T – Targeted – Set yourself gradual slopes to climb, don’t push it. Taking part is more important than winning here. Your slopes will turn into hills and then mountains. The more you do the easier it is
I – Interesting – Interest is not just about the activity, it is also about the interest in how it is helping you. Find activities you enjoy, speak to your local council about what is on offer
V – Varied – Don’t just do one activity mix it up a little – as they say variety is the spice of life
E – Enjoyable – A lot of things we do in life are enjoyable, make exercise part of your enjoyment. Use it to help improve your life
You may find that your Nurse or Doctor has put you on a daily fluid restriction so that you don’t accumulate fluid. If you are on a fluid restriction, then this section is for you.
Please note that the NICE Chronic Heart Failure Guidelines 2018 do not routinely advise people with heart failure to restrict their sodium or fluid consumption.
Ask about salt and fluid consumption and, if needed, advise as follows:
- restricting fluids for people with dilutional hyponatraemia
- reducing intake for people with high levels of salt and fluid consumption.
Fluid Management is a very important element of self-managing your Heart Failure if your fluid intake has been restricted by your doctor or nurse.
Restricting how much fluid you take helps to control swelling of the feet and ankles, sudden weight gain, breathlessness and how effective your water tablets are.
Fluid doesn’t mean just what you drink but also liquid in a stew, canned fruit, fruit itself and ice cream etc.
These are some of the tips are patient educators believe help them when on a fluid restriction.
Top Tips for Managing Fluid
- Use a 500ml water bottle as a way of measuring fluids
- Try adding “no added sugar” fruit squash” to your water, variety is important

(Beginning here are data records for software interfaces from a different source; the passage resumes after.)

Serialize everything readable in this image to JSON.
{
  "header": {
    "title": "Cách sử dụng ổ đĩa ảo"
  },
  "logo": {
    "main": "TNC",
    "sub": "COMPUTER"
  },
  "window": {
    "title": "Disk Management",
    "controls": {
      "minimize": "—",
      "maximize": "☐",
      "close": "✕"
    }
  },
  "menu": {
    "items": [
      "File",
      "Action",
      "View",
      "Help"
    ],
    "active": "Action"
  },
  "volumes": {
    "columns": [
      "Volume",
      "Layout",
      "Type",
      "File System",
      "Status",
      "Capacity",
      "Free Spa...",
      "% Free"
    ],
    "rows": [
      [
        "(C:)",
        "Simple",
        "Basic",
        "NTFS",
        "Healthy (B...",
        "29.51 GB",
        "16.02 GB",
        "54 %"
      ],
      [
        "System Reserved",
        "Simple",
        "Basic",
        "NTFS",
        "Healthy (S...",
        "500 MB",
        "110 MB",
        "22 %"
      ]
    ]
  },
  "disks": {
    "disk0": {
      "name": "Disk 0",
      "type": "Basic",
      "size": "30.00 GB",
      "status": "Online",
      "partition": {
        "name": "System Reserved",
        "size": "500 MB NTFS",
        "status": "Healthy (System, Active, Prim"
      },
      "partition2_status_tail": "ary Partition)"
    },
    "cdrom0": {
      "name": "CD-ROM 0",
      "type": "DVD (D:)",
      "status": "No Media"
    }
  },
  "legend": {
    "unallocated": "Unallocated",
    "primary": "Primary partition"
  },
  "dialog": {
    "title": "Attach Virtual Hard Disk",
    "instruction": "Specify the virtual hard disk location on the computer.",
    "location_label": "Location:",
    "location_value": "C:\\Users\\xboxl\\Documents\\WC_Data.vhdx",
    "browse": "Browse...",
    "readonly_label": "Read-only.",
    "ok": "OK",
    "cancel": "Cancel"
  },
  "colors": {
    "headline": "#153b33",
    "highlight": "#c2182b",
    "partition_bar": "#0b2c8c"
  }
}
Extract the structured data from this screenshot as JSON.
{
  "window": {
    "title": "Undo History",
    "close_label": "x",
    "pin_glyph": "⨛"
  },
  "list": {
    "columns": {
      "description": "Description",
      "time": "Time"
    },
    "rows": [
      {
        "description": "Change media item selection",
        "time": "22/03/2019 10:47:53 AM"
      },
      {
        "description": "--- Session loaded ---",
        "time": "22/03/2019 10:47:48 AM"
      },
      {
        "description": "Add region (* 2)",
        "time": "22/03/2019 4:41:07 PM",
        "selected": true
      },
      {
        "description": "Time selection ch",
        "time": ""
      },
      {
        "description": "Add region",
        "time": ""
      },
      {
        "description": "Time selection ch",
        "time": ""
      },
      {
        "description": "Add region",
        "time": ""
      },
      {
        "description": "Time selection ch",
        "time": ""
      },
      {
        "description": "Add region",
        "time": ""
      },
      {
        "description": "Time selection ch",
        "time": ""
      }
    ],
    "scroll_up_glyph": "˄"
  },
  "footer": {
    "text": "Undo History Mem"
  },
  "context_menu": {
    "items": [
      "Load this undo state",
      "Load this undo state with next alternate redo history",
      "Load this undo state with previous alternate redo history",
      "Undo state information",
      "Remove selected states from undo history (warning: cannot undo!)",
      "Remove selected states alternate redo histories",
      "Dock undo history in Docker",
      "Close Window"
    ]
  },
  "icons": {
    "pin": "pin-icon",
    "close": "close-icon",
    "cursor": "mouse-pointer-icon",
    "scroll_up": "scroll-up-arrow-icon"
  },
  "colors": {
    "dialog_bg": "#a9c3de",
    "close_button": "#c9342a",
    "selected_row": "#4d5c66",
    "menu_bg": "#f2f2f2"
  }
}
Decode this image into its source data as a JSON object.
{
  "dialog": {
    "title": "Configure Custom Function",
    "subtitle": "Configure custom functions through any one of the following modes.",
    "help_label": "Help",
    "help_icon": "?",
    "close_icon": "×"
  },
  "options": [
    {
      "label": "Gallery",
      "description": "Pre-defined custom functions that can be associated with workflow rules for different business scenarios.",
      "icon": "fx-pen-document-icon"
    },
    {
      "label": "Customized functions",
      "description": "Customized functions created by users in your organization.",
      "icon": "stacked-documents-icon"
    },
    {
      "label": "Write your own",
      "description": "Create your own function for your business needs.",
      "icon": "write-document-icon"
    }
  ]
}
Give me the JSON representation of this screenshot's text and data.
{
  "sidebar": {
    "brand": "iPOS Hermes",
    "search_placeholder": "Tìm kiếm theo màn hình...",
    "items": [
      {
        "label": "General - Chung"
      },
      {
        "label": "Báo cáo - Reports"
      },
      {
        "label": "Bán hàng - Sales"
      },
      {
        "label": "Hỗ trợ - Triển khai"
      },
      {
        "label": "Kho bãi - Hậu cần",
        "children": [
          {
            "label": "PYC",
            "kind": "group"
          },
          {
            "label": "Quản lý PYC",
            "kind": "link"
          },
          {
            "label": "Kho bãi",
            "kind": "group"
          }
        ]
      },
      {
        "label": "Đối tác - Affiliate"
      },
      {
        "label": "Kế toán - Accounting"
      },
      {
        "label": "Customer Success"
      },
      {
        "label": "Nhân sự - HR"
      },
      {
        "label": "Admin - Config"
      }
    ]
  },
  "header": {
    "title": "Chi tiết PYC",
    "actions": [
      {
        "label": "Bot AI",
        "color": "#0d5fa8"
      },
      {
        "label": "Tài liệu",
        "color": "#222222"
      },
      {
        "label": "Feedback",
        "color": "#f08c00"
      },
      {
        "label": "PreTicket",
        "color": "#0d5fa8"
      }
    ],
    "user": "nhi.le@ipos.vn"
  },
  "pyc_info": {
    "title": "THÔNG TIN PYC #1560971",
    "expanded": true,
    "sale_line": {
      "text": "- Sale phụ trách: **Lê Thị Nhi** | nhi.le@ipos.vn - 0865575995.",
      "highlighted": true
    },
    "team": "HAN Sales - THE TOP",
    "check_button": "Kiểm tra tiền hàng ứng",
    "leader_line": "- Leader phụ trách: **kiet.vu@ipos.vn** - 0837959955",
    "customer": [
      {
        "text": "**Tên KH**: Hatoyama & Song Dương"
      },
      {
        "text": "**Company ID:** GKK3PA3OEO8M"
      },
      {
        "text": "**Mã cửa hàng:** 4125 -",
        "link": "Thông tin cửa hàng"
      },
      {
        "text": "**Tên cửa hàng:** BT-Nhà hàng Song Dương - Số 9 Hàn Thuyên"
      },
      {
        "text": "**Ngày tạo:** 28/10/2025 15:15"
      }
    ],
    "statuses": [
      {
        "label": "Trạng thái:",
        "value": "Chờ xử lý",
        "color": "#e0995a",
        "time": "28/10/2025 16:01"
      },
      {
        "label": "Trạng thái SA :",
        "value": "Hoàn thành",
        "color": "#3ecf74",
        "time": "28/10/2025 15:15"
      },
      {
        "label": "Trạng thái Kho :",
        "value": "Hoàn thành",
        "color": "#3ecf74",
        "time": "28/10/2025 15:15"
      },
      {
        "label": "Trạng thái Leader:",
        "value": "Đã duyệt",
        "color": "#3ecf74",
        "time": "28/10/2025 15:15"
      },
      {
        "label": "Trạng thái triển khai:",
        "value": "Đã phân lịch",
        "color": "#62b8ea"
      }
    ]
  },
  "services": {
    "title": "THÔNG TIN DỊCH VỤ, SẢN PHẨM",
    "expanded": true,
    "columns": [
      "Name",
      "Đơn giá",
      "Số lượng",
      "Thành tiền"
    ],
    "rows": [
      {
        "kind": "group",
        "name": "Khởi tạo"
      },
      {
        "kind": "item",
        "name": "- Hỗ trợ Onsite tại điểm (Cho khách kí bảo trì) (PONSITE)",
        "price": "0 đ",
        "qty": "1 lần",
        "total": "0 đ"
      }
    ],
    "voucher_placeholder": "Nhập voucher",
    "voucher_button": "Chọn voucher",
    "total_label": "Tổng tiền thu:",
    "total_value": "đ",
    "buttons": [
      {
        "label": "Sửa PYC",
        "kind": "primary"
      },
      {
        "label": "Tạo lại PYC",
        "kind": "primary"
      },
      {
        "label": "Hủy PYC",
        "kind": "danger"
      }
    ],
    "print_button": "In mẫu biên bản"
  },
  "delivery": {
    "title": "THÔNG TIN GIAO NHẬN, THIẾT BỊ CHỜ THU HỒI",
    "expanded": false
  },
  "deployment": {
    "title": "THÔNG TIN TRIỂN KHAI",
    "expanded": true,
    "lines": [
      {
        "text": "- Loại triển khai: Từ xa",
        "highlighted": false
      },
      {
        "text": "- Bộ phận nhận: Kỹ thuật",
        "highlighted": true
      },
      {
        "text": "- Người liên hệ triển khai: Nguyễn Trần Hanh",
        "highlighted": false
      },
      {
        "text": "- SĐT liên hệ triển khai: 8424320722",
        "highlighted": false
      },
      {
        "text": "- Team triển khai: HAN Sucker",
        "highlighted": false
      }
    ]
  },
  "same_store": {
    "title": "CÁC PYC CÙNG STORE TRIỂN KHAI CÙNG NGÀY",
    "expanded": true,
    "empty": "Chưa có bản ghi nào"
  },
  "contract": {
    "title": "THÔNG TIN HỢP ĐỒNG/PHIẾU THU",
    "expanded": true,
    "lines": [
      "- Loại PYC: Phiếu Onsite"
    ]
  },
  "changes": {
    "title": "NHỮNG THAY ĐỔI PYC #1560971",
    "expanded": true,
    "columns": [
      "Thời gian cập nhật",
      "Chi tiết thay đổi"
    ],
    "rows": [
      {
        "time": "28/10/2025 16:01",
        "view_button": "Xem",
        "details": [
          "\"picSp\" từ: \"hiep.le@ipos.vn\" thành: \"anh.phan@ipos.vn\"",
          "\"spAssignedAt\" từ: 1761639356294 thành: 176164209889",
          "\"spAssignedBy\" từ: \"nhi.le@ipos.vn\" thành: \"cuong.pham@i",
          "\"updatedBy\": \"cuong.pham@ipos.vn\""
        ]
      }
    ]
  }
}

- Take alcohol out of your routine. We’re not saying it can’t be a treat but in moderation occasionally. Alcohol also interferes with Warfarin.
- Handling thirst especially in hot weather is difficult therefore try these techniques
- Suck on frozen grapes, sugar free boiled sweets, ice cubes or ice lollies
- Eat thin slices of melon, pineapple or orange
- Sugar free chewing gum – try all the different varieties
- Use a smaller glass or fill a small atomizer, you can buy them at your pharmacy or on the web, with fresh water and spray in your mouth to quench your thirst
Remember in hot weather you will need to increase your fluid intake therefore consult your nurse or doctor for guidance.
Dictionary – “A special quality or feature regarded as the chief factor in the success of something or someone.”
So, what’s your “Secret Sauce?” What makes you tick?
At Pumping Marvellous, we know it takes some real inner drive to live well with heart failure. Pumping Marvellous are Secret Sauce catalysts; we draw out people’s inner Secret Sauce, people’s superpowers and enable other people to learn from other people’s experiences.Learn more